An investigation is underway into what Singapore police have called the “unnatural” death of 28-year-old American Autumn Radtke, the CEO of First Meta Pte Ltd, an exchange for virtual currencies including Bitcoin.

Bitcoins Fraud

Radtke’s death follows a volatile week for Bitcoin.  Most significant, Mt.Gox, Bitcoin’s one time largest online exchange, filed for bankruptcy on February 28 after $63 million worth of the digital currency vanished.

After Mt. Gox shut down, prices fell sharply as the bankruptcy rattled the cryptocurrency, which was listed at $565, less than half its value in November.

Death not related to Bitcoin, says colleague

Radtke’s death is the eighth questionable financial services related deaths in two months, although her death appears not to be tied to her business, according to a colleague.  A neighbor and fellow Bitcoin entrepreneur Steve Beauregard said Radtke’s death was not related to Bitcoin, indicating it was a suicide based on other issues in her life.  “This wasn’t a bitcoin-related death. She had other things going on in her life. Collectively, there were a lot of small factors. … It appears she picked a permanent solution to a lot of short term problems,” Beauregard was quoted as saying in a Reuters report.

Company issues statement

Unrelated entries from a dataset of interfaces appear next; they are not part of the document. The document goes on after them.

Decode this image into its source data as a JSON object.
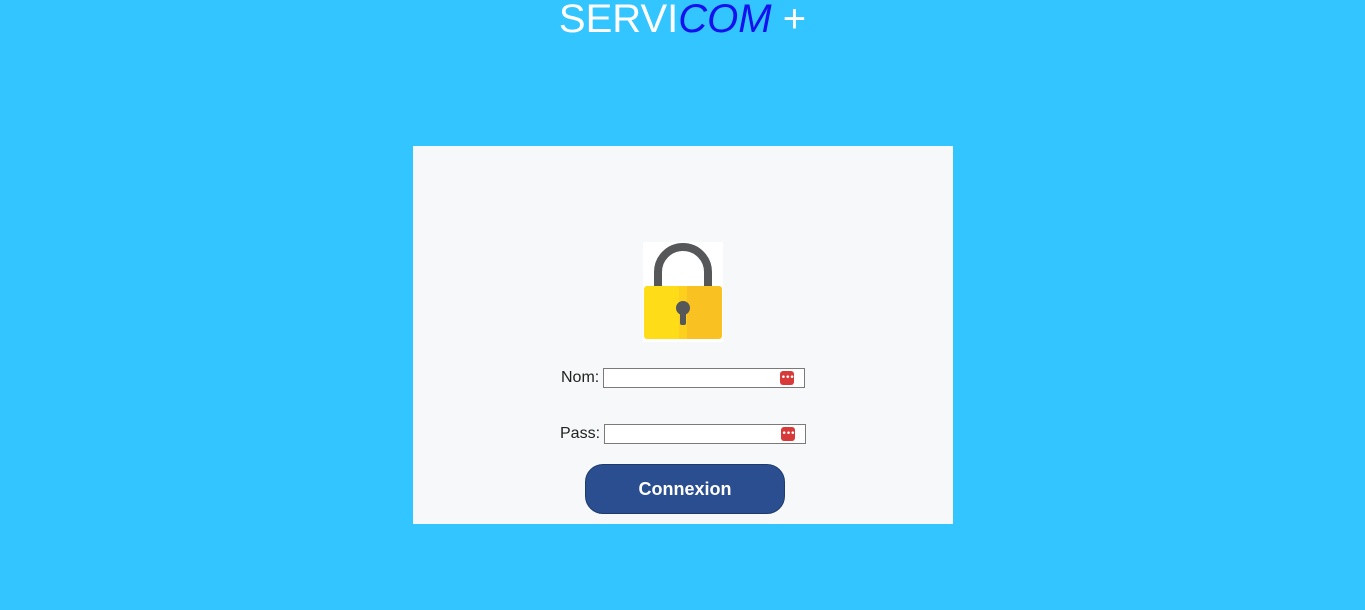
{
  "brand": {
    "part1": "SERVI",
    "part2": "COM",
    "part3": " +"
  },
  "login": {
    "lock_icon": "padlock-icon",
    "username_label": "Nom:",
    "username_value": "",
    "password_label": "Pass:",
    "password_value": "",
    "field_icon": "password-manager-icon",
    "submit_label": "Connexion"
  },
  "colors": {
    "background": "#33c5ff",
    "panel": "#f6f8f9",
    "brand_accent": "#1410ee",
    "button": "#2a4e8f",
    "field_icon": "#d83a3a"
  }
}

First Meta Ltd. issued a statement on its website, saying they were ‘shocked and saddened’ by the news and gave their deepest condolences to Radtke’s family.

“The First Meta team is shocked and saddened by the tragic loss of our friend and CEO Autumn Radtke. Our deepest condolences go out to her family, friends and loved ones. Autumn was an inspiration to all of us and she will be sorely missed,” the statement said.

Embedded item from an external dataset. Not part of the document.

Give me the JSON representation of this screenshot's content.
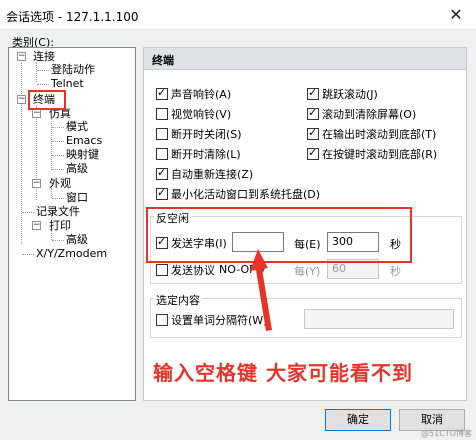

Ratke’s death assumed not related to rash of banker suicides

There has been no link identified between the recent rash of deaths in financial services, and Ratke’s death appears perhaps the most unrelated.  Earlier this month, Li Junjie’s suicide marked the third mysterious death of a JPMorgan banker, as reported in ValueWalk.  This followed Gabriel Magee, 39, a vice president with the JPMorgan corporate and investment bank technology arm in the UK, who also jumped to his death from the roof of the bank’s London headquarters on Jan. 28.  Perhaps most puzzling was the Feb. 3 death of Ryan Crane, 37, a New York-based JPMorgan executive director in algorithmic trading who had a spotless trading record and was found dead inside his Stamford, Conn., home, leaving a wife and young son.  A cause of death in Crane’s case is awaiting a toxicology report to complete.